- Exercise objective -
Among the entries that follow, count the lines that contain the word "wrench" and say how many there are, writing nothing else.

- Supplied records -
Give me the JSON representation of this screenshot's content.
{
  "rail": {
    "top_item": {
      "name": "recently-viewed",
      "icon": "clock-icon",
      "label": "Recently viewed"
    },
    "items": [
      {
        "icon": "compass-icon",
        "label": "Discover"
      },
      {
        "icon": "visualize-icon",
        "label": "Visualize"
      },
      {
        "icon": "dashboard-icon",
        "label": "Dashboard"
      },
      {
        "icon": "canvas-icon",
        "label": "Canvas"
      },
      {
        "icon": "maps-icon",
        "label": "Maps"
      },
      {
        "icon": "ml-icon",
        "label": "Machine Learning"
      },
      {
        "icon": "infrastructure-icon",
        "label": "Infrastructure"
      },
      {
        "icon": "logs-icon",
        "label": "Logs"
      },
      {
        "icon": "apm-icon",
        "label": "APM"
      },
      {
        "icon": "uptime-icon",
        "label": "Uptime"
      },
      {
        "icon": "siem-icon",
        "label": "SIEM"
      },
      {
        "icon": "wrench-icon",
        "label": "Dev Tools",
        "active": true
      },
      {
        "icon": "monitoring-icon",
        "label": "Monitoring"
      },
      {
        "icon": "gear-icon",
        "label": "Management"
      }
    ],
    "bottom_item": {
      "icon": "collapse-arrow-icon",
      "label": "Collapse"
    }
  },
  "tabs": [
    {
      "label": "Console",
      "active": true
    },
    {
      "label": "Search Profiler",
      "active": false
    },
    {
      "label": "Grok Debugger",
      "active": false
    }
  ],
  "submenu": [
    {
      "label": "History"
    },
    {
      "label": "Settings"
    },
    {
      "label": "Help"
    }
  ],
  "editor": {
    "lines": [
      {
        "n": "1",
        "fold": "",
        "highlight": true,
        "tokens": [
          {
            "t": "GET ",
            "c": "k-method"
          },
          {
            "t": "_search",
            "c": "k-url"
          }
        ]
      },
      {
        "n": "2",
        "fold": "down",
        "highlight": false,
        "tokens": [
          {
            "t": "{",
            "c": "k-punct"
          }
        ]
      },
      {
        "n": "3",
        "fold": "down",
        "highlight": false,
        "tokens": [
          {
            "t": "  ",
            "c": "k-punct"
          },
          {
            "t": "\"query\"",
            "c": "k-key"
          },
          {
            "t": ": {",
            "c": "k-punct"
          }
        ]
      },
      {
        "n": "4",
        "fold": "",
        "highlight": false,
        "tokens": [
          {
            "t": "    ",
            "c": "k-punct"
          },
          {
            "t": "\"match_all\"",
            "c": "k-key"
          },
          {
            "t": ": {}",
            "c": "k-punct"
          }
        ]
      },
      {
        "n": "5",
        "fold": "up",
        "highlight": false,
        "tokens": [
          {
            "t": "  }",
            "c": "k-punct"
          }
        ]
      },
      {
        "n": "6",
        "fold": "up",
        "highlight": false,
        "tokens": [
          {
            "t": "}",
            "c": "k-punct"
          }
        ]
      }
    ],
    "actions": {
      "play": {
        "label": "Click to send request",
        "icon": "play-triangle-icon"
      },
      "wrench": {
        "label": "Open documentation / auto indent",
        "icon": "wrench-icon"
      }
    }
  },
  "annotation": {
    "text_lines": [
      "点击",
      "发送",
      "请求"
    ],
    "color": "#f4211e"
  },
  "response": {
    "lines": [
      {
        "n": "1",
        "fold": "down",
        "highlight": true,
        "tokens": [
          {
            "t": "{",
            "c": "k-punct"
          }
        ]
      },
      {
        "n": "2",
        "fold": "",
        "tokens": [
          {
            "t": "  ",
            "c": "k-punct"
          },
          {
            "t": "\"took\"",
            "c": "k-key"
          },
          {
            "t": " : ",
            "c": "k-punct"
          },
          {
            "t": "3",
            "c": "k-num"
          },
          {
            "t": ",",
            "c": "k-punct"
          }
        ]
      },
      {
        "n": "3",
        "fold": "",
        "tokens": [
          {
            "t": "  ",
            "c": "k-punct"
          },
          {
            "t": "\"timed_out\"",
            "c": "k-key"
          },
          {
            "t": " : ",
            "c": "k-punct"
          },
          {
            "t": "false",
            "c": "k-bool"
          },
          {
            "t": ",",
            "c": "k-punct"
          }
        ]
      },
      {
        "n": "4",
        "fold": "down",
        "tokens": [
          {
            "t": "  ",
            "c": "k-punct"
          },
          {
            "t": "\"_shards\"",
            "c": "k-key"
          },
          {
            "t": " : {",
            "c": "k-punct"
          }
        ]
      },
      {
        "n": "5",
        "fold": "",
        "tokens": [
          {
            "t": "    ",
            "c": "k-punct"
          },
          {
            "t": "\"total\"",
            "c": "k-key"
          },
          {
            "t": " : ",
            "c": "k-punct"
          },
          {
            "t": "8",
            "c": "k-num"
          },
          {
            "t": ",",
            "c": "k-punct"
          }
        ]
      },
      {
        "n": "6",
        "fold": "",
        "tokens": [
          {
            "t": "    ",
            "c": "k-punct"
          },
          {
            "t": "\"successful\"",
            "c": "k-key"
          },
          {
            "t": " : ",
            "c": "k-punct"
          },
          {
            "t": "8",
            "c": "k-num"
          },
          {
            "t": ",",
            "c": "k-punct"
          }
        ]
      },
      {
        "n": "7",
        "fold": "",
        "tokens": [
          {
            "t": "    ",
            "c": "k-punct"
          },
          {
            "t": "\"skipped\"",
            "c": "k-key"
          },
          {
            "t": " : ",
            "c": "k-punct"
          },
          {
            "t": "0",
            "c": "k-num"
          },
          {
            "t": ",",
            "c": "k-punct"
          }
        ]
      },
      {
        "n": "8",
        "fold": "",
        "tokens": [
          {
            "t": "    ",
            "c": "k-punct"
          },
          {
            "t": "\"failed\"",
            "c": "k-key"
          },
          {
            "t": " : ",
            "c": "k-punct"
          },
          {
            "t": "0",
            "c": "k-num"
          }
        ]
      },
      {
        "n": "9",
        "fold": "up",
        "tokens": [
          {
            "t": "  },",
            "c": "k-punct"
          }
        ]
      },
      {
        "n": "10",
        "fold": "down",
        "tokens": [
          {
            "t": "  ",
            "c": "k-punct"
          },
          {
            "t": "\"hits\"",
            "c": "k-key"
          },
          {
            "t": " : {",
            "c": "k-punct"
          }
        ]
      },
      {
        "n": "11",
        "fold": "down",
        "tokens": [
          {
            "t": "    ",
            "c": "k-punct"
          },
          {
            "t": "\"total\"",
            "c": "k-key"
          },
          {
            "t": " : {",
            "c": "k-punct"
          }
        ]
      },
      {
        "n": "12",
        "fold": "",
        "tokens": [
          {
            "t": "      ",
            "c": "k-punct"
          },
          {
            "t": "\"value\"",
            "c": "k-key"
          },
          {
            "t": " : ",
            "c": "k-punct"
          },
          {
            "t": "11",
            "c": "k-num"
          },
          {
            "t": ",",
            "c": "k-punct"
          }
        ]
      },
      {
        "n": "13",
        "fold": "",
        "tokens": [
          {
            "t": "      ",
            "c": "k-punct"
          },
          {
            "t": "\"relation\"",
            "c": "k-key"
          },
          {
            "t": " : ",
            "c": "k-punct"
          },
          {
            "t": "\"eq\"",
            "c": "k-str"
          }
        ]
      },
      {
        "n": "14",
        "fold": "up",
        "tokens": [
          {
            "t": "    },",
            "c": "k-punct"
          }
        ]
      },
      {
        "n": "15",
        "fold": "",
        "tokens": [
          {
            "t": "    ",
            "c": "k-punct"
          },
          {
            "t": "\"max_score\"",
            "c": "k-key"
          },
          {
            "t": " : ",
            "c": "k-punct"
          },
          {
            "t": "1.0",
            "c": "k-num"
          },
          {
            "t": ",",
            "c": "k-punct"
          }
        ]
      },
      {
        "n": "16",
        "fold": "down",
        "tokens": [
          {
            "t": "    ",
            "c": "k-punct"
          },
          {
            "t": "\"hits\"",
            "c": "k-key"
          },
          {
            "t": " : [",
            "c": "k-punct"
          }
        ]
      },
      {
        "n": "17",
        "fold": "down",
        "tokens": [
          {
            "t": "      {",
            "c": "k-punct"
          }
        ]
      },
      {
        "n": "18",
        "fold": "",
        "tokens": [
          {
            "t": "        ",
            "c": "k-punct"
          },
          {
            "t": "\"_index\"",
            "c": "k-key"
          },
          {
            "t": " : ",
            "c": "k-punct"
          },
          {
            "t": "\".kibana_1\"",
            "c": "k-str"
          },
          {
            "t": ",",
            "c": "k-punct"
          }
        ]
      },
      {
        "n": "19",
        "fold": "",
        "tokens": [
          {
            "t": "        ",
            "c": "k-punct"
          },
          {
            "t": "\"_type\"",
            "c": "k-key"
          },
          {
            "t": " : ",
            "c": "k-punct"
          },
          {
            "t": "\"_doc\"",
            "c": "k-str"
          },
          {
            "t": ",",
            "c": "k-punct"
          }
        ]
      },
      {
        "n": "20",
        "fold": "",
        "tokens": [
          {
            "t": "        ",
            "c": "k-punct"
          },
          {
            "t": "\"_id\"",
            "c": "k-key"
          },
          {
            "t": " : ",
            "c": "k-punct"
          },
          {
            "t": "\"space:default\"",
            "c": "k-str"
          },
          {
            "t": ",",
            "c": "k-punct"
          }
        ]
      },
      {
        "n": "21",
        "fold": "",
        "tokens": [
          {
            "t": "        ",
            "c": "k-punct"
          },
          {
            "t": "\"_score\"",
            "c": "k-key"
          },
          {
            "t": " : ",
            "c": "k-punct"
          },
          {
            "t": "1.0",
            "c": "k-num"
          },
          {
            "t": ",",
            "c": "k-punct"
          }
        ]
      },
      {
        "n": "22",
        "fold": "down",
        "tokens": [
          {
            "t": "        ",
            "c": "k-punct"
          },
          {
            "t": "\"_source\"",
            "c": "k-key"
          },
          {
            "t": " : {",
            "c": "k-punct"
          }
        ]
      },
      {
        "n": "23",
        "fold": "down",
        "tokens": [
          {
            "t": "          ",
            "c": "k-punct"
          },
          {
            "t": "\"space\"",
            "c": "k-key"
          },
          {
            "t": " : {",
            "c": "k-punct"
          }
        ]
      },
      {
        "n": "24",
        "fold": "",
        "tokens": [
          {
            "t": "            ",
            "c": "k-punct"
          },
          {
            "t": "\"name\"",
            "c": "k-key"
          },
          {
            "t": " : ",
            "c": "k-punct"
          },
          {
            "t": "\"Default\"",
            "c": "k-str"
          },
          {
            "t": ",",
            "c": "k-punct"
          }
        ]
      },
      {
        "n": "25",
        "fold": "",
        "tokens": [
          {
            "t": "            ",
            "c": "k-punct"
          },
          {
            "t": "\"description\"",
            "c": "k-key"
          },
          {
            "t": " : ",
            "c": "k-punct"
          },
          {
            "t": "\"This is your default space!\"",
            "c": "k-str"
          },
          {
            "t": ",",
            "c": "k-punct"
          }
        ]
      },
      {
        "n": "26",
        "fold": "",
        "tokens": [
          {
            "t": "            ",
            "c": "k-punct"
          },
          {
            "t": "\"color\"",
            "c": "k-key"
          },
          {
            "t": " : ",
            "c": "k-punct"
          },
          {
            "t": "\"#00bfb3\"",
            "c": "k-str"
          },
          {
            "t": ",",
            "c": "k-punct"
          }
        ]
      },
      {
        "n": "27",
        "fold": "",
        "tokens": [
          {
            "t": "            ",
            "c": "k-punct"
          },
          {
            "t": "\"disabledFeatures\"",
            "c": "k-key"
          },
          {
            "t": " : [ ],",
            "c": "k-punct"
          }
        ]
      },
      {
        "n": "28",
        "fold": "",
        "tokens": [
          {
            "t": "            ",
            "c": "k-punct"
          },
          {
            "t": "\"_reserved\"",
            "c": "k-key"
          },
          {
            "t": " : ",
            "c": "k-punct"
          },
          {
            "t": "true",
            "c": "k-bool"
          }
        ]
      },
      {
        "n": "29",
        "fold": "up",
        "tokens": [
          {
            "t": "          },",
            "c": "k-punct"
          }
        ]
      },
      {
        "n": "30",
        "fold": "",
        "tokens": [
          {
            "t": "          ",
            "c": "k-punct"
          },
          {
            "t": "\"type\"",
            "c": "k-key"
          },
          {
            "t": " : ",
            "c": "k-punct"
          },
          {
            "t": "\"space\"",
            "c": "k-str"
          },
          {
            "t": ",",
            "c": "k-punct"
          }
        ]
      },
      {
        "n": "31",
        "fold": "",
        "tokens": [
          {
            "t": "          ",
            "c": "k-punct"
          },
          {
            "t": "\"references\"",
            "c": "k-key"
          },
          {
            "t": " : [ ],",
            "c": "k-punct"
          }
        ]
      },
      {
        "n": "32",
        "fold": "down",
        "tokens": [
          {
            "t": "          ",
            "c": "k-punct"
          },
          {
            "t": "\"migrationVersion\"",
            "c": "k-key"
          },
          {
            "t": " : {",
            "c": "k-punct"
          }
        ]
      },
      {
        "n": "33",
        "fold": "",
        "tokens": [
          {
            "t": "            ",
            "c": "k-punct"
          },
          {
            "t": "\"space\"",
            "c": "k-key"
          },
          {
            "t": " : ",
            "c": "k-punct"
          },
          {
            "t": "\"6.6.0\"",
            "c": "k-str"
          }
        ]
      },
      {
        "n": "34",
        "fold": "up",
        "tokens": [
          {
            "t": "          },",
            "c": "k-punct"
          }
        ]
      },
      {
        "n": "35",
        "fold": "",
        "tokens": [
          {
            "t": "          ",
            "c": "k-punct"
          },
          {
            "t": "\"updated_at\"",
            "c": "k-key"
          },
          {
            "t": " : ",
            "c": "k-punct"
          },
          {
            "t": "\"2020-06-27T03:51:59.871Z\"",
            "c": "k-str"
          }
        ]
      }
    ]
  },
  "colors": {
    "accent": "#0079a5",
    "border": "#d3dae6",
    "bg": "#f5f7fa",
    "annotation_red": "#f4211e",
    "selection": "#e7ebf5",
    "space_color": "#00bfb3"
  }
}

- Answer box -
3